Sunday, October 19, 2008

In America its 1997, in the UK its the 1970's - we learn so slowly the lessons must be repeated.

It looks like Mr Obama is going to win in the US by a landslide. the tipping point looks like being passed where people are now wanting to support him maybe to avoid being on the losing side ( and that includes many UK Conservatives ). Its not clear what he stands for, except change. We know he has little to no relevant experience, and yet people are having treating him like a Messiah ( especially in Europe and the UK ).

Substitute "change" for "modernisation" and Obama with Blair and we're at the end of the 1997 general election in the UK. I bet the day after the US election more people claim to have supported Obama than his votes would suggest, just as happened in the UK with Blair. No one wanting to be left out.

And just as with New Labour their is going to be a painful relearning of the lessons that we learnt from 1997 onwards. When politicians say "things can only get better" its time to worry.

Back in the UK is back to the late 60's 70's with grand government programs, ministers having big schemes, a National Economic Council and the determination to spend our way out of a recession despite our debt being the worse in the G8 and our economy being disproportionately impacted by the financial collapse. Instead our politicians clammer to tell us what we want to hear and are busy setting Keynes up as a Saint to go along side the new St Gordon Brown.

All that's missing so far is the act when Labour have to beg the IMF for a bailout that will come on humiliating terms.

This is all going to end in tears.

None of it would have been necessary if we hadn't tried so hard to forget the lessons of the recent past. But the mood music of new Labour drowns out memory, those who object are characterised as being against the 'investment' in schools, hospitals and families (hard working of course).

No one remembers "sound money TM*", so the lesson will have to be taught again.

PS To the younger generation who've been raised on left wing propaganda about the evil Thatcher years with films like "Brassed Off" and "The Full Monty" or even the history section of the BBC's lonely planet guide - you're about to find out why people elected Mrs T.

* Lady Thatcher.


wildgoose said...

The only problem being that David Cameron is no Mrs Thatcher.

It was painful last time, it'll be worse this time.

Man in a Shed said...

Wildgoose - I suspect your right. ( I only hold back final judgement as you never really know what someone is going to do until they are in office. )

The Margaret Thatcher/Keith Joseph government was born of the extreme pain of everything else having been tried and finally proven not to work. Perhaps that sort of pain is a pre-requisite in a democracy for such a radical and painful cure.

As a small boy I can still remember going to spend my pocket money at the local shop which was part of the Labour govts "Price Watch" campaign, which like every other shop had to break out of that scheme as the pressures of financial reality hit home.
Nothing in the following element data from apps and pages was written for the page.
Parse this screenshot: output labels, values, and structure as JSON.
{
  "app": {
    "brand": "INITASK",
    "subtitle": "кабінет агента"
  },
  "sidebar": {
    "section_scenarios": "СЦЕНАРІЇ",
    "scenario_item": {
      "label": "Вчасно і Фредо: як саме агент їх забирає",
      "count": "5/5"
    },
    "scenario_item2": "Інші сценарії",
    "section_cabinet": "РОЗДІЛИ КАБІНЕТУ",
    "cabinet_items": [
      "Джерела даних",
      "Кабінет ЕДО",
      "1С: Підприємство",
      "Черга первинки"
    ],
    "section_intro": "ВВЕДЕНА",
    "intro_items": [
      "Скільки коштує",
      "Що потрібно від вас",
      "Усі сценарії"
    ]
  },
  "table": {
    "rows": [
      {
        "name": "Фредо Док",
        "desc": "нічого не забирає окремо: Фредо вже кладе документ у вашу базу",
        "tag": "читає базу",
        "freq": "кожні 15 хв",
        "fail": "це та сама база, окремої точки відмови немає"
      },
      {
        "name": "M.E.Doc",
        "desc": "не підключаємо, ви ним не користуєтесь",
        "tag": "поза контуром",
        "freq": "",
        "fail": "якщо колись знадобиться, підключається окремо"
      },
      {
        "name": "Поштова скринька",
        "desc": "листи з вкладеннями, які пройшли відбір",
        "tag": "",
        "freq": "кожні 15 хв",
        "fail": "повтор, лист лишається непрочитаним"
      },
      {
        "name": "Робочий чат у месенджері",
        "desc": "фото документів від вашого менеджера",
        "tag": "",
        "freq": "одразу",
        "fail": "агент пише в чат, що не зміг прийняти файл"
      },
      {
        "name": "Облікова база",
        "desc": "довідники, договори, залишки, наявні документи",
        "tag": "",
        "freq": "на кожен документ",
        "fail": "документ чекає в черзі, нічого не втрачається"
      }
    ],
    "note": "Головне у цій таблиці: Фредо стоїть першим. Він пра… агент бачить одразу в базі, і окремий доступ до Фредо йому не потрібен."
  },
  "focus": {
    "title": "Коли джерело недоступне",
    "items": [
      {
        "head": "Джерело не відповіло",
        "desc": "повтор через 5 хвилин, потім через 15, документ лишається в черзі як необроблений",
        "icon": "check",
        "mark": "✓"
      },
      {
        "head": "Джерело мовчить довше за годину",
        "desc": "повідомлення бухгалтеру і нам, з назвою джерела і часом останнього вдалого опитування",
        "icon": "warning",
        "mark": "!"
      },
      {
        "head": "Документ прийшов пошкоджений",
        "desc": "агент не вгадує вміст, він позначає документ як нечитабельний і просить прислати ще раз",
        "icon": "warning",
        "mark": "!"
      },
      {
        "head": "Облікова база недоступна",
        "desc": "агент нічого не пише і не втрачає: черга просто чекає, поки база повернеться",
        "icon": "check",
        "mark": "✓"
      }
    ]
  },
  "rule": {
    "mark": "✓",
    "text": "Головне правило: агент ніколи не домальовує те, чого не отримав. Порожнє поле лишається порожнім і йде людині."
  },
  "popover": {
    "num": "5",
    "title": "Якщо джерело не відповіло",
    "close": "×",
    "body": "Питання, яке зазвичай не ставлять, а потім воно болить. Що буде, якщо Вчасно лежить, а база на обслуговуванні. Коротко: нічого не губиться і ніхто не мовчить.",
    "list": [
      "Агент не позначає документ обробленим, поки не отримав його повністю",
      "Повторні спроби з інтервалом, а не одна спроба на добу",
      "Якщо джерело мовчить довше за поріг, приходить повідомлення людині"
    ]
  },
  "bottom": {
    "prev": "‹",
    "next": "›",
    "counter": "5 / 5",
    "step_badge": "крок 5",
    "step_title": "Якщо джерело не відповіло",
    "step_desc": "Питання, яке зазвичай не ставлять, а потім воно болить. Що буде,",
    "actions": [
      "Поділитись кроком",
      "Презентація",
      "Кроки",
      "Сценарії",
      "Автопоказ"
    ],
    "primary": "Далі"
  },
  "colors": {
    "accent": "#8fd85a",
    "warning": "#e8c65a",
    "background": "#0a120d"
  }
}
What truly annoys me about this is it will be the people least able to withstand the hard times who will pay the price for all the posturing and election winning that politicians are about to engage in.

In this sense I wish the current policy of the Conservatives for a office of budget responsibility well. However its also a step on the road to serfdom, as we cede control of our economy to "the experts", so politicians can avoid the blame.

Letters From A Tory said...

I wonder whether all the cries of the end of Thatcherism might come back to bite some people in the arse. After all, it was Gordon's failure to regulate properly that caused this mess, not Thatcher.